What does the New Testament say about tithing? Is tithing in the new testament?
Tithe was an offering of one’s agricultural income to the Lord as an expression of thanks and dedication. In the Old Testament agricultural economy, tithes were paid not in cash, gold or goods but in crops or livestock, for only the agricultural fruit of the promised land was to be tithed—not other forms of income. There was also provision for freewill offerings and personal giving above and beyond the tithe, so that the tithe never stood alone.
Tithes were given by the patriarchs Abraham (Genesis 4:17-20) and Jacob (Genesis 28:22); a system of tithes was instituted in the law of God given through Moses (Deuteronomy 12; Deuteronomy 14, Deuteronomy 26; and the prophets rebuked the children of Israel for failing to give the tithe to God (Malachi 3:8). The idea of the tithe is still present in the New Testament (Matthew 23:23), but it is never explicitly applied to believers.
Instead, almost all Christians are called to more extravagant freewill giving in response to the gospel of the Lord Jesus, based on faith in God as Provider (2 Corinthians 9:6-10). The question is whether tithing is still relevant today?
Just like God tells us to keep sex within marriage, to love one another, and to seek first His kingdom, tithing is a blessing to our lives and something that will help better our lives (as well as help the lives of others). We are not saved by works, thus failing to tithe will not necessarily send you to hell, but doing so will help improve your life and strengthen your relationship with God. Whether the tithe is only for Old Testament or if it is also included in the New Testament is probably the most debated issue.
The scripture most frequently referenced regarding the tithe is indeed in the Old Testament (Malachi 3:10-12), but the tithe is also referenced in the New Testament. In Matthew 23:23, Jesus talks to the Pharisees, condemning them for tithing to the penny but neglecting the more important issues of justice, mercy, and faith. He then goes on to tell them that they should in fact tithe, but that they shouldn’t neglect the more important things. Jesus recognized the importance of keeping the tithe.
There are many practices in the Old Testament that don’t make sense to us today, yet many of these ancient ways carry over to the New Testament law of grace as part of Christ’s promise to not abolish the law, but to fulfill it (Matthew 5:17). For instance, we no longer sacrifice animals but as believers, we are called to offer ourselves up as a living sacrifice (Rom 12:1).
Men no longer are required to be circumcised, but we all have a circumcision of the heart through the Holy Spirit (Rom 2:29). Most of us don’t have grain and produce to bring to the storehouse, but we do have incomes that we can bring the first tenth of into the church.
In other words, just because something is written in the Old Testament doesn’t mean it lacks application to us today in some way or another. While it is true that we are no longer under the old law, that we are under grace, we must not forget the purpose of grace: to help us live for God and do the things He wants us to do.

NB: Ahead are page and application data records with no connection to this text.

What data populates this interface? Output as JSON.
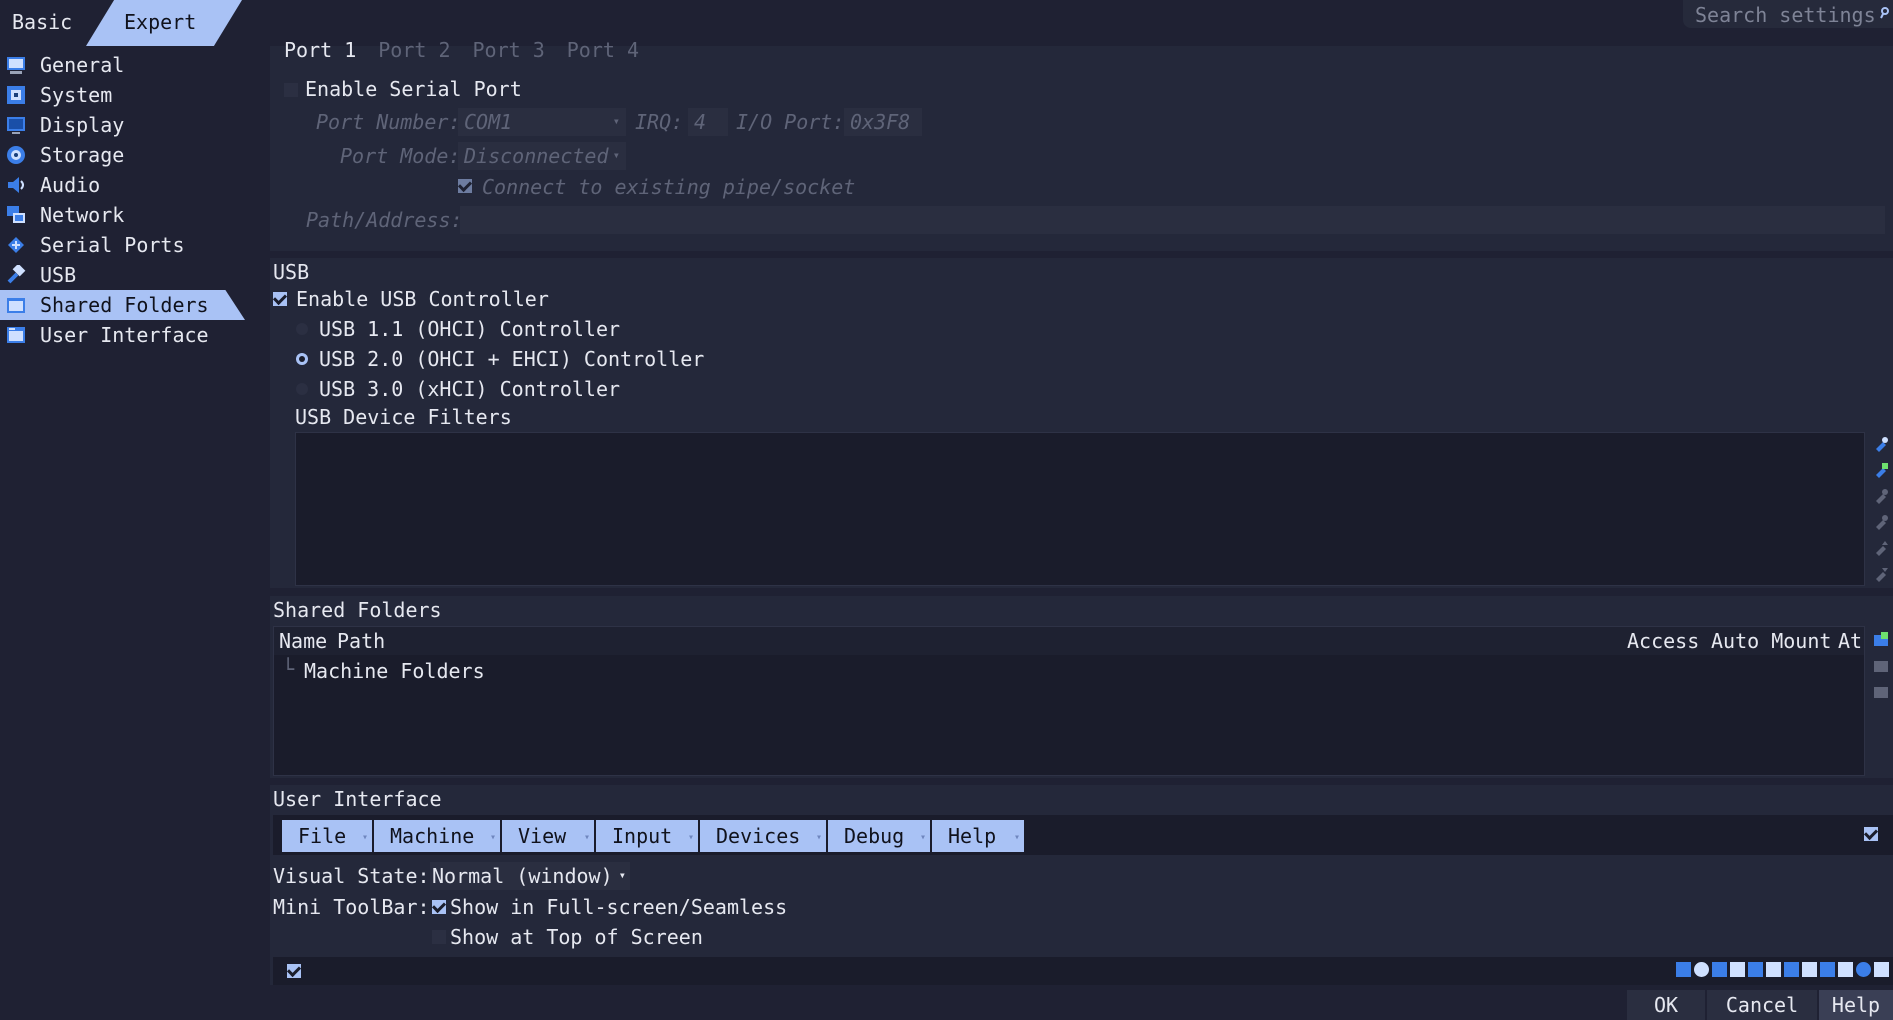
{
  "mode_tabs": {
    "basic": "Basic",
    "expert": "Expert"
  },
  "search": {
    "placeholder": "Search settings"
  },
  "sidebar": {
    "items": [
      {
        "label": "General",
        "icon": "general-icon"
      },
      {
        "label": "System",
        "icon": "system-icon"
      },
      {
        "label": "Display",
        "icon": "display-icon"
      },
      {
        "label": "Storage",
        "icon": "storage-icon"
      },
      {
        "label": "Audio",
        "icon": "audio-icon"
      },
      {
        "label": "Network",
        "icon": "network-icon"
      },
      {
        "label": "Serial Ports",
        "icon": "serial-ports-icon"
      },
      {
        "label": "USB",
        "icon": "usb-icon"
      },
      {
        "label": "Shared Folders",
        "icon": "shared-folders-icon",
        "selected": true
      },
      {
        "label": "User Interface",
        "icon": "user-interface-icon"
      }
    ]
  },
  "serial": {
    "port_tabs": [
      "Port 1",
      "Port 2",
      "Port 3",
      "Port 4"
    ],
    "enable_label": "Enable Serial Port",
    "port_number_label": "Port Number:",
    "port_number_value": "COM1",
    "irq_label": "IRQ:",
    "irq_value": "4",
    "io_port_label": "I/O Port:",
    "io_port_value": "0x3F8",
    "port_mode_label": "Port Mode:",
    "port_mode_value": "Disconnected",
    "connect_label": "Connect to existing pipe/socket",
    "path_label": "Path/Address:",
    "path_value": ""
  },
  "usb": {
    "title": "USB",
    "enable_label": "Enable USB Controller",
    "options": [
      "USB 1.1 (OHCI) Controller",
      "USB 2.0 (OHCI + EHCI) Controller",
      "USB 3.0 (xHCI) Controller"
    ],
    "selected_option": "USB 2.0 (OHCI + EHCI) Controller",
    "filters_label": "USB Device Filters"
  },
  "shared_folders": {
    "title": "Shared Folders",
    "columns": {
      "name": "Name",
      "path": "Path",
      "access": "Access",
      "auto_mount": "Auto Mount",
      "at": "At"
    },
    "tree_root": "Machine Folders"
  },
  "user_interface": {
    "title": "User Interface",
    "menus": [
      "File",
      "Machine",
      "View",
      "Input",
      "Devices",
      "Debug",
      "Help"
    ],
    "visual_state_label": "Visual State:",
    "visual_state_value": "Normal (window)",
    "mini_toolbar_label": "Mini ToolBar:",
    "show_fullscreen_label": "Show in Full-screen/Seamless",
    "show_top_label": "Show at Top of Screen"
  },
  "buttons": {
    "ok": "OK",
    "cancel": "Cancel",
    "help": "Help"
  },
  "colors": {
    "accent": "#a9c2f5",
    "background": "#1f2133",
    "panel": "#24283a"
  }
}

Romans 8:4 tells us that Jesus came that the righteous requirement of the law might be fully met in us, not so that we could altogether dismiss it. And Romans 3:21-31 talks about how we have righteousness through faith and not through following the law, but verse 31 adds “Do we, then, nullify the law by this faith? Not at all! Rather, we uphold the law.” God’s grace gives us the power and ability to tithe! — Joyfully His, Bro. Sammy Mwatha Associate Director of Bible Study Questions Answers2Prayer Ministries.